Elizabeth Varadan, Author said...

EC, that has been my experience, too. I've made some really nice and lasting friendships in the blogosphere. It's been an added dimension to my life.

Elizabeth Varadan, Author said...

Hello, Ruchi, thanks for stopping by. Her book really is great and so informative, but in a fun way. I'm glad you like my blog. Have a nice day.

Elizabeth Varadan, Author said...

Rachna, it was my pleasure to have you on the blog. It's a great friendship, and I enjoyed all the additional things I learned about your writing in the interview.

Linda Covella said...

thanks for this interview. I also love the idea of the fiction/nonfiction approach!

Elizabeth Varadan, Author said...

Hi, Linda. I found it a very unique approach, and an easy way to learn about things while being entertained by a concurrent story.

Beverly Stowe McClure said...

What an interesting interview and fascinating career. Thanks so much for giving us a glimpse of your writing. I enjoy writing for children too. Have a great week, ladies.

Elizabeth Varadan, Author said...

Hi, Beverly. Yes, she has had an interesting and varied writing career. Best wishes for your own good week.

Rosi said...

This looks like a terrific book. I will be looking for a copy. Thanks for an interesting interview.

Elizabeth Varadan, Author said...

Glad you enjoyed the interview, Rosi, and glad that you will be looking for a copy of the book. It's a nice addition to anyone's library. Have a good day.

Mirka Breen said...

Good interview with an interesting writer.I wish Rachna Chhabria many more adventures in her created worlds, and thank her for sharing them.

Sandra Cox said...

Great interview. Thank you both.
Have a great day.

Elizabeth Varadan, Author said...

Thanks, Sandra, you do too!

Elizabeth Varadan, Author said...

Hi, Mirka. She's pretty prolific, so I think she will be having more writing adventures. Thanks for stopping by.

Kenda Turner said...

So nice to see you here at Elizabeth's blog, Rachna, and read about all of your accomplishments--quite an impressive career :-) Wishing both you and Elizabeth great success in all your writing!

Elizabeth Varadan, Author said...

Hi, Kenda, and best wishes back at you for great success in your own writing. I so enjoy your blog. I'm still looking forward to reading your haiku chapbook when you finish it.

Mark Noce said...

Great interview! I love Rachna's work, and we beta read for each other when we can:)
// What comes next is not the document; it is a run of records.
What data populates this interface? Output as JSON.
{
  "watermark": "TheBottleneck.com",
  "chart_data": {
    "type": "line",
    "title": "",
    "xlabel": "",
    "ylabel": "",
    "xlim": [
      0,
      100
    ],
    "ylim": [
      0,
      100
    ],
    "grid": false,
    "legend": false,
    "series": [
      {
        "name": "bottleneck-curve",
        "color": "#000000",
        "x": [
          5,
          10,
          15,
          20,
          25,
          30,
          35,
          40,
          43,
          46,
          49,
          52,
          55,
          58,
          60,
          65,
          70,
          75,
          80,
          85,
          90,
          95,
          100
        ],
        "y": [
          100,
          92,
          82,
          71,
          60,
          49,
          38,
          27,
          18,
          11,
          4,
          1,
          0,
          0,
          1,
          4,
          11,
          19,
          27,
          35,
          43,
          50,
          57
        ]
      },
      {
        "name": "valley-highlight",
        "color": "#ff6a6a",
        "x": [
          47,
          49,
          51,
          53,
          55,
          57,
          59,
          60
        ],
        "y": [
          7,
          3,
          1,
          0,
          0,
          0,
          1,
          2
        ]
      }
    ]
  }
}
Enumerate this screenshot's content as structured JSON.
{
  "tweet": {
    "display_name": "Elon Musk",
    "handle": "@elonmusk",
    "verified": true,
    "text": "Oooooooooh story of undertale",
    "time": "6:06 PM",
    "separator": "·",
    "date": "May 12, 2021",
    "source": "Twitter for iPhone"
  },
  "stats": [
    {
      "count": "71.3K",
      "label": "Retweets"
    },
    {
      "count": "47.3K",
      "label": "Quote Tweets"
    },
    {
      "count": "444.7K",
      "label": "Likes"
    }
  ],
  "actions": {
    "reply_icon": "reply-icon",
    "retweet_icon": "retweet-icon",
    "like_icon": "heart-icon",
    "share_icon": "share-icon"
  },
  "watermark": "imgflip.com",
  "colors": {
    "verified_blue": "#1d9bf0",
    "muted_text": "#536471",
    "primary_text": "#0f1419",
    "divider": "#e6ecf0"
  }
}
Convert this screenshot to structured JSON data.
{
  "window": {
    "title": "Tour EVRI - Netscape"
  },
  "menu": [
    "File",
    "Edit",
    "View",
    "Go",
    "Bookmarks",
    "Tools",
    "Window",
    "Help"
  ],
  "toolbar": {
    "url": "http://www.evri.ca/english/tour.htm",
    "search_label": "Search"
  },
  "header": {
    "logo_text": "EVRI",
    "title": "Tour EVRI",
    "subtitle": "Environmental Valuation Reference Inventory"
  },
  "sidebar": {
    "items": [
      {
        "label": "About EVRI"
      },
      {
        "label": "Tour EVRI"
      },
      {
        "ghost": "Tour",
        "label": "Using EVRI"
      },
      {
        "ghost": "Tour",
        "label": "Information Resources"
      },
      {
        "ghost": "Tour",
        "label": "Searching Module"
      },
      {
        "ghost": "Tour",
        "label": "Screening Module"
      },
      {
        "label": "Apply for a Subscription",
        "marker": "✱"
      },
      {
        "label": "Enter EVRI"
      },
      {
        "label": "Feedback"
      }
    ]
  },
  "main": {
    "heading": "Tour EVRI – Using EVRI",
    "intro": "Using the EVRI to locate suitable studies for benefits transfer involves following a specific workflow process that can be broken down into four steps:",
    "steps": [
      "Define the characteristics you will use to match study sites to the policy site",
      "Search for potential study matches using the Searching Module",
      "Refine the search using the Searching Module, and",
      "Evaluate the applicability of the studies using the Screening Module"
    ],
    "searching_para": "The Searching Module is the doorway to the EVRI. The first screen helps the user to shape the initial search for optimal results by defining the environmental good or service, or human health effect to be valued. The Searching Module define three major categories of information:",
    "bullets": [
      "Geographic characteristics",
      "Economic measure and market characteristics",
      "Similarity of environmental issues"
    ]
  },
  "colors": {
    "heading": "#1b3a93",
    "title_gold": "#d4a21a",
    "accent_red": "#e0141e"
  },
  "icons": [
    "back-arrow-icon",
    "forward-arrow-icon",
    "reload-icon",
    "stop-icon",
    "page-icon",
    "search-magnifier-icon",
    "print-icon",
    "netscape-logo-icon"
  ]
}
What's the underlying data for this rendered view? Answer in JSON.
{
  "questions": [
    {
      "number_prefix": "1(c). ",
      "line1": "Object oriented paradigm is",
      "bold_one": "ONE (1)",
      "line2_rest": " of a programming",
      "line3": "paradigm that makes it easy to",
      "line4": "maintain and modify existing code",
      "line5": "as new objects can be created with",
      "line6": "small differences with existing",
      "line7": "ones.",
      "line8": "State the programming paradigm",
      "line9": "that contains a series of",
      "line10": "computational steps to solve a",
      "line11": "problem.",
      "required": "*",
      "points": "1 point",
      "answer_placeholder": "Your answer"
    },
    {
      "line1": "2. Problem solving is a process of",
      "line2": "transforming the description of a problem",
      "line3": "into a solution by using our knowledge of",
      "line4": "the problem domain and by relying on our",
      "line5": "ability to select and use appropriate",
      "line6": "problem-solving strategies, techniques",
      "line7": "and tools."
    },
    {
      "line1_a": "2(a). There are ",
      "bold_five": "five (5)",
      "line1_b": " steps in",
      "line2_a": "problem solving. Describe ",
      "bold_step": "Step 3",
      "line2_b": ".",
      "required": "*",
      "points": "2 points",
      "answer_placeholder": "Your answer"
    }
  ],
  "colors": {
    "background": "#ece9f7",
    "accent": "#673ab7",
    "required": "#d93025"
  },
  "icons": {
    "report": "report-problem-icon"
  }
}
Elizabeth Varadan, Author said...

Hi, Mark, lucky her and lucky you! Thanks for stopping by. (PS: I haven't forgotten your book.)

DMS said...

What an interesting interview. Wonderful to learn about Rachna. Thanks for sharing. :)
~Jess

Elizabeth Varadan, Author said...

Thanks for stopping by, Jess. I've known her for some time, but I learned a lot about her, too.